→ WORK INSTRUCTIONS:
Lines that include "Serveur" make up the answer; copy all of them from the data below.

[Dataset records]
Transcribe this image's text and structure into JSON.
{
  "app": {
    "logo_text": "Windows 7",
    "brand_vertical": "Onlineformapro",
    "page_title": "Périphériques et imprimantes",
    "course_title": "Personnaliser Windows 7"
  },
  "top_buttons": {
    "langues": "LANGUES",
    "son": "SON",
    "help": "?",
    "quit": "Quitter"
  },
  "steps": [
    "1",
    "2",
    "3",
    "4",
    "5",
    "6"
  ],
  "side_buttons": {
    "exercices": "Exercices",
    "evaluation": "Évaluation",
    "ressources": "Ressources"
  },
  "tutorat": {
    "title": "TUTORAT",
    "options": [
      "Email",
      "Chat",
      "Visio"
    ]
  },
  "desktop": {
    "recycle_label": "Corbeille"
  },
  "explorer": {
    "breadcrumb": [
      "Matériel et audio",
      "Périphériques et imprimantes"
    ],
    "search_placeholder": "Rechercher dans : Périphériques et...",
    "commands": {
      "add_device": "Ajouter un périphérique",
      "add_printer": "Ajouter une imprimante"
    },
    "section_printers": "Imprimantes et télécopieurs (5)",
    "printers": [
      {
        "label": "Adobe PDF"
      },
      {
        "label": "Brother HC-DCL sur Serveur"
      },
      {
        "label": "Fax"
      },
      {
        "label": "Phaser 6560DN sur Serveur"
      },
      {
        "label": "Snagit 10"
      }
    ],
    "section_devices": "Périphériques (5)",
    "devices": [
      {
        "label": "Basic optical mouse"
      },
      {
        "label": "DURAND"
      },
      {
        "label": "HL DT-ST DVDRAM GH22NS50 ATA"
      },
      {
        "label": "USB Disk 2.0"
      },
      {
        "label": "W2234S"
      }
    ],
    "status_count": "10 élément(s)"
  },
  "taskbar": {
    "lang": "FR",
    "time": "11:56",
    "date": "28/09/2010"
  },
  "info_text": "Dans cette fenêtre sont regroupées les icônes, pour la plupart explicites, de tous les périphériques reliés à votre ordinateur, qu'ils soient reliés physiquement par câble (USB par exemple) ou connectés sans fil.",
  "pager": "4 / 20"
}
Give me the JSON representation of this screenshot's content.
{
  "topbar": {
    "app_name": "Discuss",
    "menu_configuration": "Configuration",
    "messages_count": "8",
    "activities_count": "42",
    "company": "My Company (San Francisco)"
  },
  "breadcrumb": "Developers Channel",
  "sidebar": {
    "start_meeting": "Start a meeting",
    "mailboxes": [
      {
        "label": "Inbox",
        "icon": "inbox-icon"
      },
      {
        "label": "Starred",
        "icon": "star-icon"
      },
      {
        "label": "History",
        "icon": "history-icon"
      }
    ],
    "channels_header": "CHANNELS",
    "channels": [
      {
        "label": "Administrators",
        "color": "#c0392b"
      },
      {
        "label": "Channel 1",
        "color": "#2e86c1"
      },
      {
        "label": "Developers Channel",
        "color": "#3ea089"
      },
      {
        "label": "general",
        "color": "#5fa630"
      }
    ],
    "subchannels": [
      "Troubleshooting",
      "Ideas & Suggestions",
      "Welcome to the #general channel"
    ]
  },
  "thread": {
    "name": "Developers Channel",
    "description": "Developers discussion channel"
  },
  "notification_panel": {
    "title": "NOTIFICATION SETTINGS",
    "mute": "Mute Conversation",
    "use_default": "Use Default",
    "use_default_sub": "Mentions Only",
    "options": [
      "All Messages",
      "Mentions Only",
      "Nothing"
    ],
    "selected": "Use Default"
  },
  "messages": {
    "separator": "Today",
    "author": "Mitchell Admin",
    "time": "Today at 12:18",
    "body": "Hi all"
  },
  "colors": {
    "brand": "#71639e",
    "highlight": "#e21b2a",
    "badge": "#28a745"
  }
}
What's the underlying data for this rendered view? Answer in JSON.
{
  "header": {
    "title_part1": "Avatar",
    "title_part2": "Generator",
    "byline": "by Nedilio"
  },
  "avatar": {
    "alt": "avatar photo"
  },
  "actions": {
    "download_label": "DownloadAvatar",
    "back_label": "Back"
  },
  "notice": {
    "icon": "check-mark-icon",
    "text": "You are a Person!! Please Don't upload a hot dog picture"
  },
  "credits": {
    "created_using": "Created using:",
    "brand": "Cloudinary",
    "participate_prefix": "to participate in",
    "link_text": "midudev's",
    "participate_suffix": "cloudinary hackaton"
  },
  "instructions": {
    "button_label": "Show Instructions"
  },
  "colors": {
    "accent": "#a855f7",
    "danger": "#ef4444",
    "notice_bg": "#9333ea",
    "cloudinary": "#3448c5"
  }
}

→ EXERCISE RESPONSE:
        "label": "Brother HC-DCL sur Serveur"
        "label": "Phaser 6560DN sur Serveur"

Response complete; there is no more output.